• INSTRUCTIONS FOR THE TASK: Only lines containing "icon" belong in the answer, each copied from the entries below.

(Web page and app entries)
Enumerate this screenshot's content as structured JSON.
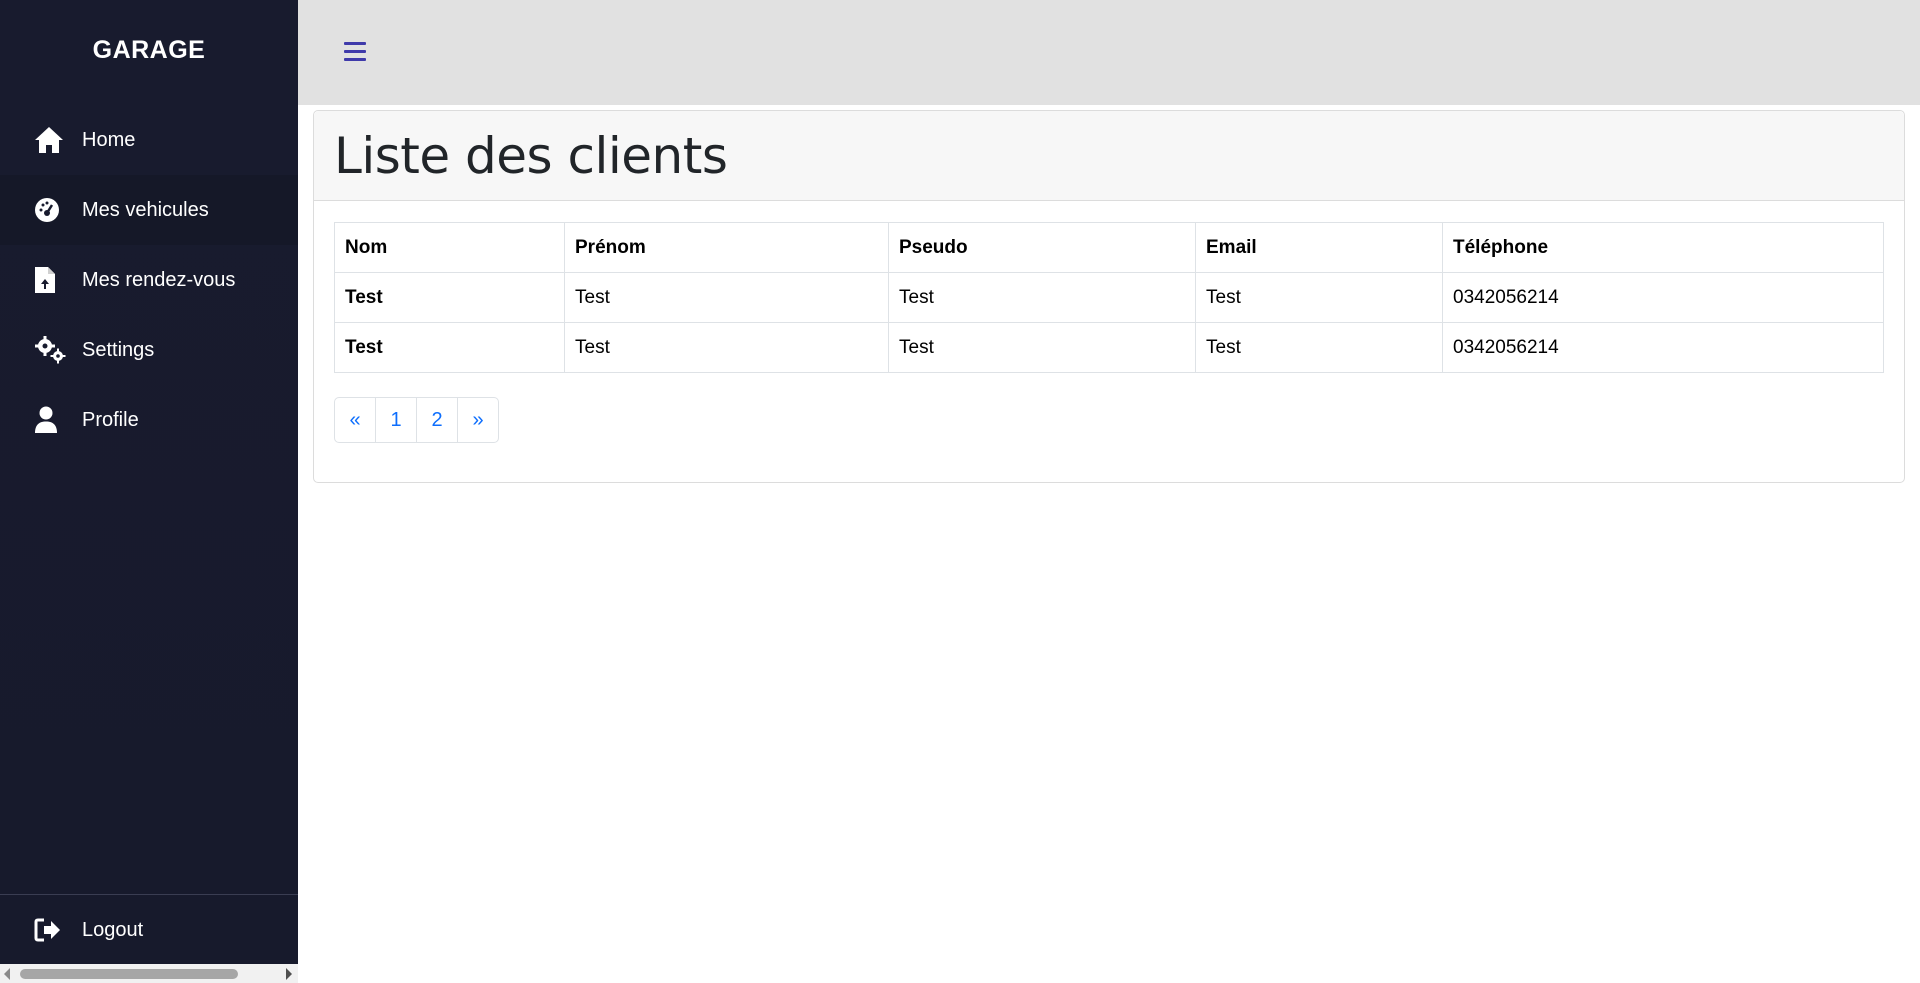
{
  "app": {
    "brand": "GARAGE"
  },
  "sidebar": {
    "items": [
      {
        "label": "Home",
        "icon": "home-icon"
      },
      {
        "label": "Mes vehicules",
        "icon": "dashboard-gauge-icon"
      },
      {
        "label": "Mes rendez-vous",
        "icon": "file-upload-icon"
      },
      {
        "label": "Settings",
        "icon": "gears-icon"
      },
      {
        "label": "Profile",
        "icon": "user-icon"
      }
    ],
    "logout": {
      "label": "Logout",
      "icon": "sign-out-icon"
    }
  },
  "topbar": {
    "menu_icon": "hamburger-icon",
    "accent": "#3f3aaa"
  },
  "main": {
    "title": "Liste des clients",
    "table": {
      "headers": [
        "Nom",
        "Prénom",
        "Pseudo",
        "Email",
        "Téléphone"
      ],
      "rows": [
        [
          "Test",
          "Test",
          "Test",
          "Test",
          "0342056214"
        ],
        [
          "Test",
          "Test",
          "Test",
          "Test",
          "0342056214"
        ]
      ]
    },
    "pagination": {
      "prev": "«",
      "pages": [
        "1",
        "2"
      ],
      "next": "»"
    }
  },
  "colors": {
    "sidebar_bg": "#181b2e",
    "topbar_bg": "#e1e1e1",
    "link": "#0d6efd"
  }
}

• WRITTEN ANSWER:
        "icon": "home-icon"
        "icon": "dashboard-gauge-icon"
        "icon": "file-upload-icon"
        "icon": "gears-icon"
        "icon": "user-icon"
      "icon": "sign-out-icon"
    "menu_icon": "hamburger-icon",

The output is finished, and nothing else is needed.